[Website and app data records]

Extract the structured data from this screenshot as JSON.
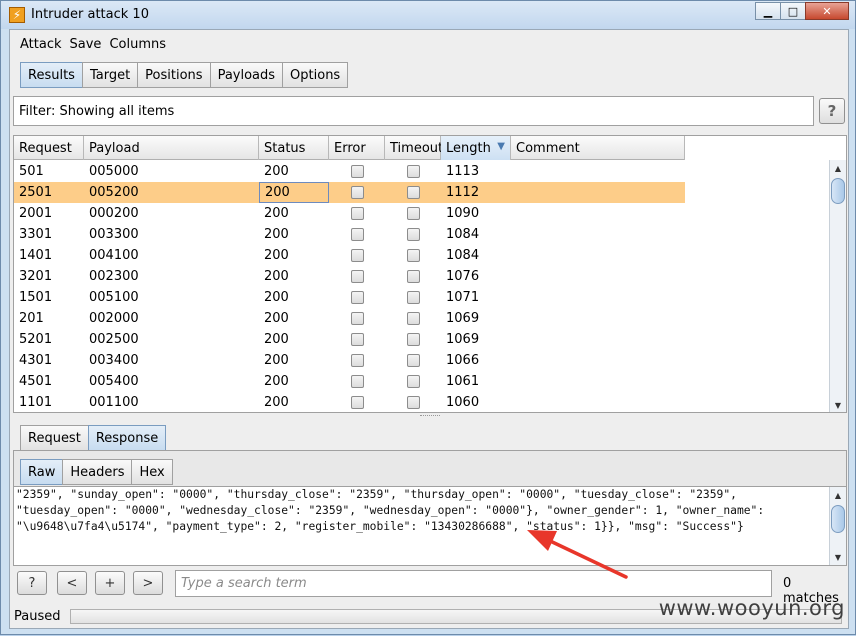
{
  "window": {
    "title": "Intruder attack 10",
    "icon": "burp-icon",
    "controls": [
      "minimize-icon",
      "maximize-icon",
      "close-icon"
    ]
  },
  "menu": [
    "Attack",
    "Save",
    "Columns"
  ],
  "main_tabs": [
    {
      "label": "Results",
      "active": true
    },
    {
      "label": "Target",
      "active": false
    },
    {
      "label": "Positions",
      "active": false
    },
    {
      "label": "Payloads",
      "active": false
    },
    {
      "label": "Options",
      "active": false
    }
  ],
  "filter": {
    "text": "Filter: Showing all items",
    "help": "?"
  },
  "table": {
    "columns": [
      "Request",
      "Payload",
      "Status",
      "Error",
      "Timeout",
      "Length",
      "Comment"
    ],
    "sorted_column": "Length",
    "rows": [
      {
        "request": "501",
        "payload": "005000",
        "status": "200",
        "length": "1113"
      },
      {
        "request": "2501",
        "payload": "005200",
        "status": "200",
        "length": "1112",
        "selected": true
      },
      {
        "request": "2001",
        "payload": "000200",
        "status": "200",
        "length": "1090"
      },
      {
        "request": "3301",
        "payload": "003300",
        "status": "200",
        "length": "1084"
      },
      {
        "request": "1401",
        "payload": "004100",
        "status": "200",
        "length": "1084"
      },
      {
        "request": "3201",
        "payload": "002300",
        "status": "200",
        "length": "1076"
      },
      {
        "request": "1501",
        "payload": "005100",
        "status": "200",
        "length": "1071"
      },
      {
        "request": "201",
        "payload": "002000",
        "status": "200",
        "length": "1069"
      },
      {
        "request": "5201",
        "payload": "002500",
        "status": "200",
        "length": "1069"
      },
      {
        "request": "4301",
        "payload": "003400",
        "status": "200",
        "length": "1066"
      },
      {
        "request": "4501",
        "payload": "005400",
        "status": "200",
        "length": "1061"
      },
      {
        "request": "1101",
        "payload": "001100",
        "status": "200",
        "length": "1060"
      }
    ]
  },
  "req_resp_tabs": [
    {
      "label": "Request",
      "active": false
    },
    {
      "label": "Response",
      "active": true
    }
  ],
  "view_tabs": [
    {
      "label": "Raw",
      "active": true
    },
    {
      "label": "Headers",
      "active": false
    },
    {
      "label": "Hex",
      "active": false
    }
  ],
  "response_lines": [
    "\"2359\", \"sunday_open\": \"0000\", \"thursday_close\": \"2359\", \"thursday_open\": \"0000\", \"tuesday_close\": \"2359\",",
    "\"tuesday_open\": \"0000\", \"wednesday_close\": \"2359\", \"wednesday_open\": \"0000\"}, \"owner_gender\": 1, \"owner_name\":",
    "\"\\u9648\\u7fa4\\u5174\", \"payment_type\": 2, \"register_mobile\": \"13430286688\", \"status\": 1}}, \"msg\": \"Success\"}"
  ],
  "search": {
    "help": "?",
    "prev": "<",
    "add": "+",
    "next": ">",
    "placeholder": "Type a search term",
    "matches": "0 matches"
  },
  "status": {
    "text": "Paused"
  },
  "watermark": "www.wooyun.org",
  "colors": {
    "selected_row": "#fdcd89",
    "annotation_arrow": "#e8362a",
    "active_tab": "#c7dcf0"
  }
}
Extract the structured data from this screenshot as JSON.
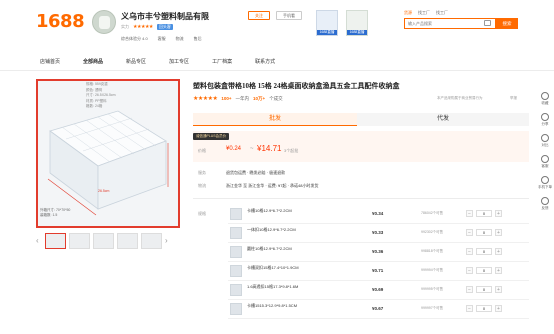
{
  "header": {
    "logo": "1688",
    "shop_name": "义乌市丰兮塑料制品有限",
    "follow": "关注",
    "contact": "手机看",
    "shop_sub": {
      "tag": "实力",
      "stars": "★★★★★",
      "rank": "回头客"
    },
    "shop_links": [
      "综合体验分 4.0",
      "客服",
      "物流",
      "售后"
    ],
    "promo_thumbs": [
      "1688直播",
      "1688直播"
    ],
    "search_tabs": [
      "货源",
      "找工厂",
      "找工厂"
    ],
    "search_placeholder": "输入产品搜索",
    "search_button": "搜索"
  },
  "nav": [
    "店铺首页",
    "全部商品",
    "新品专区",
    "加工专区",
    "工厂档案",
    "联系方式"
  ],
  "image": {
    "spec_lines": [
      "规格: 559克重",
      "颜色: 透明",
      "尺寸: 26.5X26.5cm",
      "材质: PP塑料",
      "格数: 24格"
    ],
    "bottom_lines": [
      "外箱尺寸: 70*70*50",
      "装箱数: 1.5"
    ],
    "dimension_text": "26.5cm"
  },
  "product": {
    "title": "塑料包装盒带格10格 15格 24格桌面收纳盒渔具五金工具配件收纳盒",
    "rating_stars": "★★★★★",
    "reviews": "100+",
    "sold_prefix": "一年内",
    "sold": "10万+",
    "sold_suffix": "个成交",
    "right_note": "本产品采购属于商业贸易行为",
    "share": "举报",
    "tab_wholesale": "批发",
    "tab_agent": "代发",
    "plus_tag": "诚信通PLUS会员价",
    "price_label": "价格",
    "price_low": "¥0.24",
    "price_sep": "~",
    "price_high": "¥14.71",
    "price_unit": "3个起批",
    "service_label": "服务",
    "service_value": "退货包运费 · 晚发必赔 · 极速退款",
    "ship_label": "物流",
    "ship_value": "浙江金华 至 浙江金华 · 运费: ¥7起 · 承诺48小时发货",
    "spec_label": "规格"
  },
  "variants": [
    {
      "name": "卡槽10格12.9*6.7*2.2CM",
      "price": "¥0.34",
      "stock": "786042个可售",
      "qty": "0"
    },
    {
      "name": "一体扣10格12.9*6.7*2.2CM",
      "price": "¥0.33",
      "stock": "992302个可售",
      "qty": "0"
    },
    {
      "name": "圆柱10格12.9*6.7*2.2CM",
      "price": "¥0.36",
      "stock": "998818个可售",
      "qty": "0"
    },
    {
      "name": "卡槽双扣15格17.4*10*1.9CM",
      "price": "¥0.71",
      "stock": "999994个可售",
      "qty": "0"
    },
    {
      "name": "1.6高透扣15格17.3*9.8*1.6M",
      "price": "¥0.69",
      "stock": "999995个可售",
      "qty": "0"
    },
    {
      "name": "卡槽1515.3*12.9*9.8*1.5CM",
      "price": "¥0.67",
      "stock": "999997个可售",
      "qty": "0"
    }
  ],
  "sidebar": [
    "收藏",
    "分享",
    "对比",
    "客服",
    "手机下单",
    "反馈"
  ]
}
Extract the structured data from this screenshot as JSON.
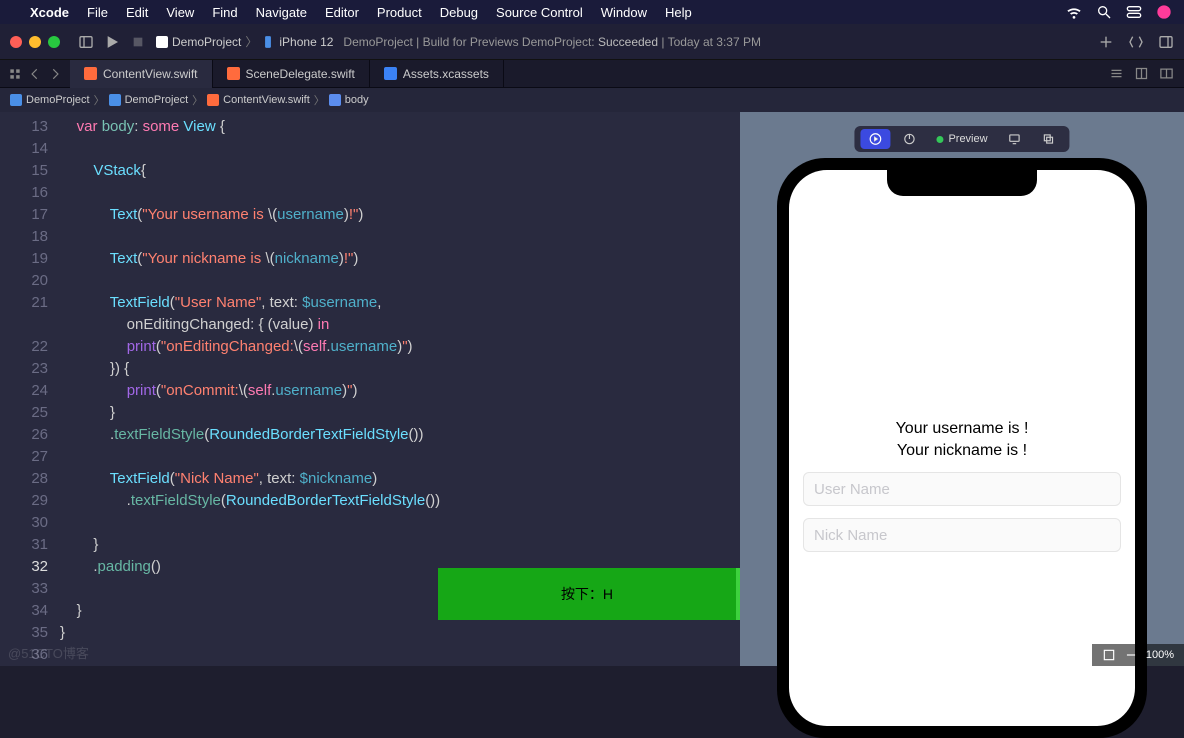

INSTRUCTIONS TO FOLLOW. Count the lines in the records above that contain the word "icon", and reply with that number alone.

OUTPUT. 4